We start each year with the best of intentions. The City of Camarillo puts a fresh coat of paint on our crosswalks. Our School Resource Officer, Deputy Leo Cobian, is out and about with his super cool Dodge Charger. Our motorbike officers make hurried motorists think twice by hanging out near busy corners and issuing citations to harried parents. There are press releases and newsletter articles and announcements and Facebook posts and robo-calls and STILL, by this time every year at least one student has been hit by a car. In my 9 years at PVSD I’ve seen a parent run over their own child’s foot in the drop off line, kids riding bikes the wrong way in bike lanes, and I’ve nearly hit at least two girls that darted out from behind an ice-cream truck to hop into their parent’s cars parked across the street. Two years ago, I was rear-ended when coming to a stop in front of Tierra Linda, last year I saw a child struck in a crosswalk, and just last week I witnessed the aftermath of a student being hit by a car on my way to Las Colinas…or maybe it was a car hit by a student? Luckily, no serious injuries occurred in any of those instances.
When are we going to learn?
Studies show that walking and riding bikes to school increases attention span in the classroom, strengthens communities, and helps maintain health. Our city does a great job of providing safe access for our kids to walk or ride to school. So what’s the problem?
The problem is US, and the problem is OUR KIDS.
For those of you that Drive:
SLOW DOWN: Even if your are the most law abiding citizen in the world with off the charts reflexes (this is how my husband describes himself), no one can anticipate the split second decision made by a hormonal preteen to dart out between a big black SUV and an ice cream truck so she can give a last minute hug to her friend that happens to be across the street.
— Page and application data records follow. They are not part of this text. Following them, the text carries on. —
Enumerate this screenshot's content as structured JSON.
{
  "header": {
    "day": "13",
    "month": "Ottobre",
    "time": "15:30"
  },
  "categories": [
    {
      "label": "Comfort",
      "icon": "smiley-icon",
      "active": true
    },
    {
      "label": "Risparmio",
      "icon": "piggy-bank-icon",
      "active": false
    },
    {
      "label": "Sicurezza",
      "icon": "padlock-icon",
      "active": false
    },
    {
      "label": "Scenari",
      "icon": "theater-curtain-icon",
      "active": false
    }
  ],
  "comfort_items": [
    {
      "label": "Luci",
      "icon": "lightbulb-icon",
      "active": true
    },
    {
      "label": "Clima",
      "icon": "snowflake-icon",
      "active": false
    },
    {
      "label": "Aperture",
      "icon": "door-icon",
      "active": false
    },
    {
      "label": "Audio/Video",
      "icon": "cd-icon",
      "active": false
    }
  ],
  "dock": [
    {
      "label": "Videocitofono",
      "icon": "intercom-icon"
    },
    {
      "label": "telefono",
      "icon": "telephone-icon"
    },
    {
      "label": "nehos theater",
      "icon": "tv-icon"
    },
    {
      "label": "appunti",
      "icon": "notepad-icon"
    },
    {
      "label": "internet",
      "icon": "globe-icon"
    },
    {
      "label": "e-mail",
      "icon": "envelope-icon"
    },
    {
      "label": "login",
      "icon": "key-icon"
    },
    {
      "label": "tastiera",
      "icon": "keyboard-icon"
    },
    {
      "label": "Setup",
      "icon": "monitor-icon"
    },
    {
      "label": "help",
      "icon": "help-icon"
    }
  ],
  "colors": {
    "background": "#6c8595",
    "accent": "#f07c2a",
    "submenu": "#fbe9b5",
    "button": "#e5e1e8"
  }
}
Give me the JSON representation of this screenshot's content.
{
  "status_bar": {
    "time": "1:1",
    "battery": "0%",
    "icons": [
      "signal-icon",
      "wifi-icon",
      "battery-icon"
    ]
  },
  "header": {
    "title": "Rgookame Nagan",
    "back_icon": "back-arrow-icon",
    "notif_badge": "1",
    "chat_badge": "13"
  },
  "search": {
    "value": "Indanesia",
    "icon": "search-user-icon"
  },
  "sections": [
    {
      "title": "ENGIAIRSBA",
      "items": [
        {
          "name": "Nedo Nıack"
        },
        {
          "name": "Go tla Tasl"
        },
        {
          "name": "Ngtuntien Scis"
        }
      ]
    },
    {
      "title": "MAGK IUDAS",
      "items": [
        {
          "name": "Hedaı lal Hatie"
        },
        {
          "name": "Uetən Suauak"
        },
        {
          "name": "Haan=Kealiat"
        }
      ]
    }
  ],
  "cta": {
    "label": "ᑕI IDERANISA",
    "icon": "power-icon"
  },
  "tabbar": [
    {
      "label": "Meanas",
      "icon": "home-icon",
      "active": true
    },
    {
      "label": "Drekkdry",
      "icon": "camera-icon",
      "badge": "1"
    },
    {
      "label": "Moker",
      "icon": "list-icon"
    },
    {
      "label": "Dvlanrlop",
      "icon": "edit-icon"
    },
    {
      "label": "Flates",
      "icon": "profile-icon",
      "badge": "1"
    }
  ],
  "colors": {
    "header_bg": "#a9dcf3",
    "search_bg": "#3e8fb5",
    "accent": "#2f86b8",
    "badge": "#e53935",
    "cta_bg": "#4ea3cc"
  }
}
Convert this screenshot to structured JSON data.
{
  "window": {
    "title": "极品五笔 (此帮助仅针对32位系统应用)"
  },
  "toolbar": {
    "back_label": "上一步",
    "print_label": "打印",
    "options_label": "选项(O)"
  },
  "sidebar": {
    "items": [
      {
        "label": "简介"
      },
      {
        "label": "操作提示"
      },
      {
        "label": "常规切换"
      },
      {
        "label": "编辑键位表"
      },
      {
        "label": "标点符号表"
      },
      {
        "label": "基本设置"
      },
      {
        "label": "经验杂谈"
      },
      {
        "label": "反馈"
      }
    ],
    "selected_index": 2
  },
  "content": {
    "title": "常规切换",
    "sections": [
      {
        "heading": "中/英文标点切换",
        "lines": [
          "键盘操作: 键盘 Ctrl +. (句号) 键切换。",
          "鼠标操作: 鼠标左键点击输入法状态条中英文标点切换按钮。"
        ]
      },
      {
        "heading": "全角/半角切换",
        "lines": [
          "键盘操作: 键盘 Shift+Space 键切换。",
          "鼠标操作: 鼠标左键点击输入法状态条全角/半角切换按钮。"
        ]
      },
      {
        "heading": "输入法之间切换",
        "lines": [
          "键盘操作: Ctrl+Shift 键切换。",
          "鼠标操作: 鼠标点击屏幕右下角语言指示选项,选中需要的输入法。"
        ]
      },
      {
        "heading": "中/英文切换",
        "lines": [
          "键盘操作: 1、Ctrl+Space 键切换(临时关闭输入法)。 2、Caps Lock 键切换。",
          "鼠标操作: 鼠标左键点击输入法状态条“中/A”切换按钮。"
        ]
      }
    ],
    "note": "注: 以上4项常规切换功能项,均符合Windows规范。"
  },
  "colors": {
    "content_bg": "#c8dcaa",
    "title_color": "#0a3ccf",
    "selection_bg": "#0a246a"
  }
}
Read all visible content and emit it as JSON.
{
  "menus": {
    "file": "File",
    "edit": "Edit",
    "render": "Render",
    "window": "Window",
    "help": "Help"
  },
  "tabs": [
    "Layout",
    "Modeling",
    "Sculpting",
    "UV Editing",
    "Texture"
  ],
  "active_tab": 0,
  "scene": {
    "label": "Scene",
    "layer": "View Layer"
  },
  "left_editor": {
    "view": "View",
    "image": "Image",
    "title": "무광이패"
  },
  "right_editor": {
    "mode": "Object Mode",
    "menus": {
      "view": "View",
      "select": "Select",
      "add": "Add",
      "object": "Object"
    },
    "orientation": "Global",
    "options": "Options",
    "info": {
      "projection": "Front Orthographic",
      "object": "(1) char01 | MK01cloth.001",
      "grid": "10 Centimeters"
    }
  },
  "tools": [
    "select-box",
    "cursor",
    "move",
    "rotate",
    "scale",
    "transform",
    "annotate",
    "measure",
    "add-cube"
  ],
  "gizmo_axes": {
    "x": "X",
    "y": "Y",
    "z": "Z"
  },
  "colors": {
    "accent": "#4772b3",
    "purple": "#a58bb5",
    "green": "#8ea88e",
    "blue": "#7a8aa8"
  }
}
PAY ATTENTION: I don’t drink coffee in the morning, so this one can be tough for me–8:00 am puts me somewhere between a state of everything being farther away than it actually is and my daily visit to LaLa Land. I get it. Watch out for those crosswalks, especially when making right and left turns. Its hard to see some of those little ones barreling off the curbs to get to school…and that includes my two boys racing each other even though I’ve told them a million times not to.
STAY OFF YOUR PHONE: Not only is it illegal to be on your phone in a school zone, or anywhere, for that matter, it is down right dangerous. According to the National Safety Council, in 2012, 24% of crashes involved drivers talking or texting on cell phones. Recent studies also show cell phone using drivers have slower reaction times than drunk drivers. Put the phone away.
For those of you that walk or ride:
FOLLOW THE RULES: Cross at corners, not the middle of the road. That extra tenth of the mile to the corner or cross walk will not kill you, it might actually make you stronger…and keep you injury free. If you are in the bike lane, act like a car–the same rules apply to you–and for crying out loud, ride in the right direction.
WEAR A HELMET: At least three quarters of bicycle related injuries can be prevented with the proper use of a helmet and adherence to bicycle safety. Following the death of a young bicyclist last Father’s Day, the Police Department is cracking down. They have been stopping unhelmeted riders under 18 and issuing citations resulting in fines up to $200. The good news is they are also acknowledging riders that wear helmets by giving them gift certificates for treats from our community businesses. If you or someone you know is in need of a helmet please contact the Camarillo Police Department. If you’d like to donate a new helmet to a needy child please contact Senior Deputy Bea Hughes at 388-5131.
Finally…From the City of Camarillo Police Department:
Parents are also reminded to teach their children proper bicycle riding safety. The Camarillo Police Department would like to remind parents that children under the age of 18 must wear helmets properly while riding a bicycle, scooter or skateboard per CVC 21212(a). Studies show that 74-85% of bicycle related injuries could have been prevented with the proper use of a helmet and using proper bicycle safety. Proper use means buying a good helmet, making sure it fits, and making sure to buckle the chinstrap, while fitting it properly under the chin. We would like to remind children to look for an intersection that has a crossing guard or a marked crosswalk before crossing, as this is the safest way to cross the street. The Camarillo Police Department’s Traffic Unit will be providing extra saturation patrols to school zones, during the first few weeks of the school year.
A bicycle is considered a vehicle and while riding you must obey the rules of the road. The Camarillo Police Department does have a limited amount of helmets and safety gear available for free, provided to families dealing with financial hardships. Feel free to contact the Community Resource Unit during regular business hours @ 388-5155. Read the complete media release.
–Kamala Nahas, President of the Camarillo Council of PTAs and mother of one hormonal teen and two kamikaze bicyclists. (They get it all from their Dad’s side of the family…)